When I remember the run that I went on yesterday afternoon, I can still feel the burn of snow as it blows like a sheet of sandpaper in my face and the heart-pounding heave of my heart as it feels like it might just give up at any second. I remember the run taking forever, because it totally did. There were so many streets that we ran down that by the end, when I hobbled up the stone path to my front door and said “Screw this. Let’s make new New Year’s resolutions to get all fat and lazy,” Matt laughed at me and said “It’s only been twenty minutes.”
Okay, so I might have remembered the run a little differently.
Memory is a funny thing. Prior to the run of doom, I was listening to a podcast from Radiolab.org on memory and imagination. Apparently, neuroscientists have discovered that the two are closely linked in the brain so that every time we recall a memory it is being altered by the part in our brain that operates the imagination–meaning all of your memories are totally wrong. Or at least kind of messed up.
As a fiction writer, this makes for some interesting writing. It’s always my goal to try and reach those deep inner truths that make scenes come alive, but this notion that our memories are always being re-remembered from an imaginative perspective based on our current situation makes for some difficult discoveries in the way of truth.

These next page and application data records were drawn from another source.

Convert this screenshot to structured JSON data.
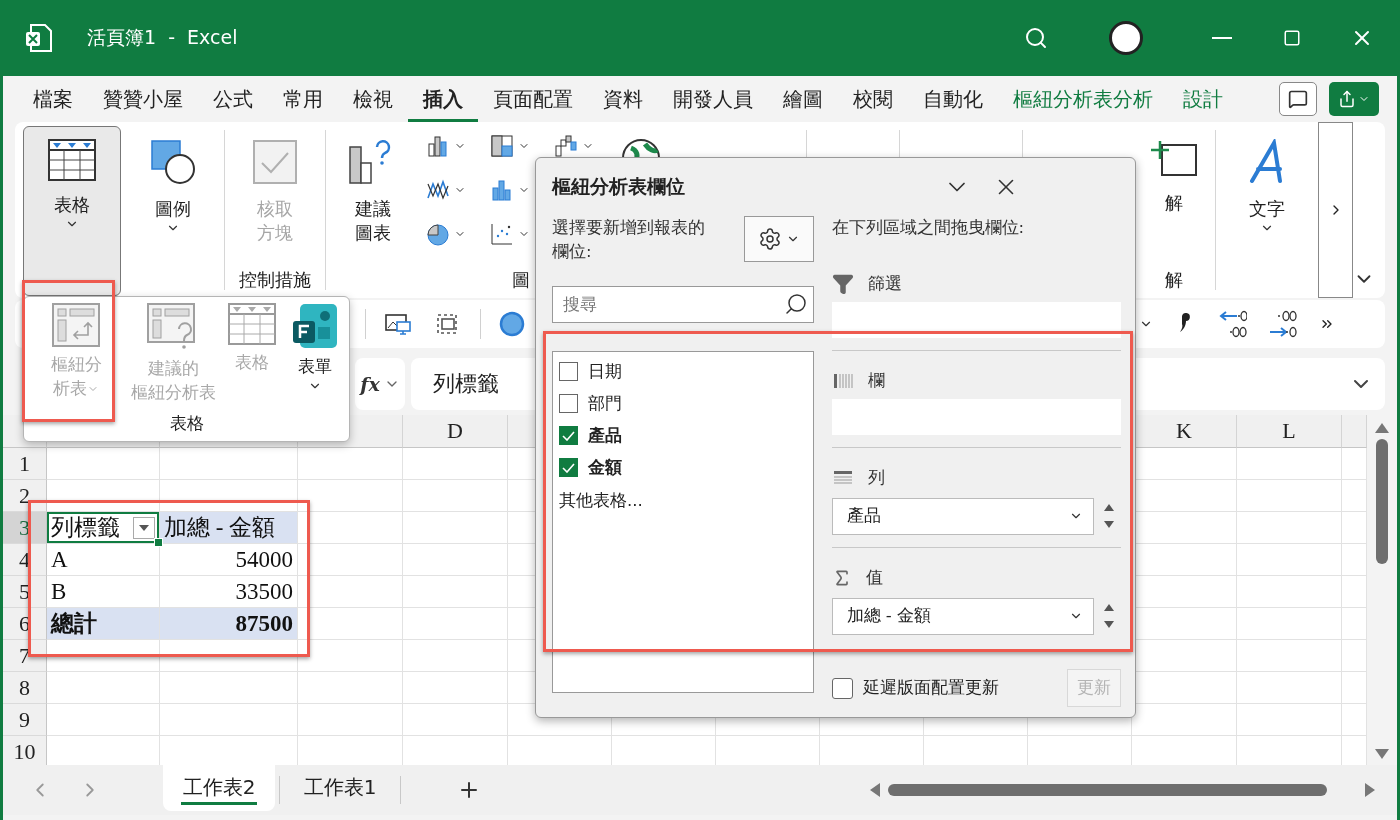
{
  "window": {
    "title": "活頁簿1  -  Excel"
  },
  "tabs": [
    {
      "label": "檔案",
      "selected": false,
      "contextual": false
    },
    {
      "label": "贊贊小屋",
      "selected": false,
      "contextual": false
    },
    {
      "label": "公式",
      "selected": false,
      "contextual": false
    },
    {
      "label": "常用",
      "selected": false,
      "contextual": false
    },
    {
      "label": "檢視",
      "selected": false,
      "contextual": false
    },
    {
      "label": "插入",
      "selected": true,
      "contextual": false
    },
    {
      "label": "頁面配置",
      "selected": false,
      "contextual": false
    },
    {
      "label": "資料",
      "selected": false,
      "contextual": false
    },
    {
      "label": "開發人員",
      "selected": false,
      "contextual": false
    },
    {
      "label": "繪圖",
      "selected": false,
      "contextual": false
    },
    {
      "label": "校閱",
      "selected": false,
      "contextual": false
    },
    {
      "label": "自動化",
      "selected": false,
      "contextual": false
    },
    {
      "label": "樞紐分析表分析",
      "selected": false,
      "contextual": true
    },
    {
      "label": "設計",
      "selected": false,
      "contextual": true
    }
  ],
  "ribbon": {
    "table_button": {
      "label": "表格",
      "pressed": true
    },
    "illustrations_button": {
      "label": "圖例"
    },
    "checkbox_button": {
      "label": "核取方塊",
      "disabled": true
    },
    "controls_group_label": "控制措施",
    "recommended_charts_button": {
      "label": "建議圖表"
    },
    "charts_group_label": "圖",
    "comments_button_label": "解",
    "comments_group_label": "解",
    "text_button": {
      "label": "文字"
    }
  },
  "table_menu": {
    "items": [
      {
        "lines": [
          "樞紐分",
          "析表"
        ],
        "disabled": true,
        "has_menu": true
      },
      {
        "lines": [
          "建議的",
          "樞紐分析表"
        ],
        "disabled": true,
        "has_menu": false
      },
      {
        "lines": [
          "表格"
        ],
        "disabled": true,
        "has_menu": false
      },
      {
        "lines": [
          "表單"
        ],
        "disabled": false,
        "has_menu": true
      }
    ],
    "group_label": "表格"
  },
  "formula_bar": {
    "function_label": "fx",
    "value": "列標籤"
  },
  "sheet": {
    "column_headers_left": [
      "D"
    ],
    "column_headers_right": [
      "K",
      "L"
    ],
    "rows": [
      {
        "number": "1",
        "selected": false
      },
      {
        "number": "2",
        "selected": false
      },
      {
        "number": "3",
        "selected": true,
        "kind": "header",
        "cells": [
          "列標籤",
          "加總 - 金額"
        ]
      },
      {
        "number": "4",
        "selected": false,
        "kind": "item",
        "cells": [
          "A",
          "54000"
        ]
      },
      {
        "number": "5",
        "selected": false,
        "kind": "item",
        "cells": [
          "B",
          "33500"
        ]
      },
      {
        "number": "6",
        "selected": false,
        "kind": "total",
        "cells": [
          "總計",
          "87500"
        ]
      },
      {
        "number": "7",
        "selected": false
      },
      {
        "number": "8",
        "selected": false
      },
      {
        "number": "9",
        "selected": false
      },
      {
        "number": "10",
        "selected": false
      }
    ]
  },
  "sheet_tabs": [
    {
      "label": "工作表2",
      "selected": true
    },
    {
      "label": "工作表1",
      "selected": false
    }
  ],
  "pivot_pane": {
    "title": "樞紐分析表欄位",
    "choose_label": "選擇要新增到報表的欄位:",
    "search": {
      "placeholder": "搜尋"
    },
    "fields": [
      {
        "label": "日期",
        "checked": false
      },
      {
        "label": "部門",
        "checked": false
      },
      {
        "label": "產品",
        "checked": true
      },
      {
        "label": "金額",
        "checked": true
      }
    ],
    "more_tables": "其他表格...",
    "drag_label": "在下列區域之間拖曳欄位:",
    "areas": [
      {
        "kind": "filters",
        "label": "篩選"
      },
      {
        "kind": "columns",
        "label": "欄"
      },
      {
        "kind": "rows",
        "label": "列",
        "items": [
          "產品"
        ]
      },
      {
        "kind": "values",
        "label": "值",
        "items": [
          "加總 - 金額"
        ]
      }
    ],
    "defer": {
      "label": "延遲版面配置更新",
      "checked": false
    },
    "update_button": {
      "label": "更新",
      "disabled": true
    }
  }
}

How can you find truth when the truth that you remember is kind of fiction?
Perhaps, when whoever said “truth is stranger than fiction,” what they really meant was “our memories are all kind of screwy anyway, so let’s just call it some damn good fiction and leave it at that.”
Anyway. I’ve decided to take this whole memory-and-imagination-are-kind-of-the-same-thing-thing to mean that when I write my memoir I can totally lie and say that I was in a huge ninja fight with all sorts of zombies and ninjas instead of just having had surgery. True story.
On a more realistic note (if one can even claim that this exists on the topic), I’m starting to think that writing with truth means writing the true feelings that emerge out of a situation and not necessarily the details that really happened.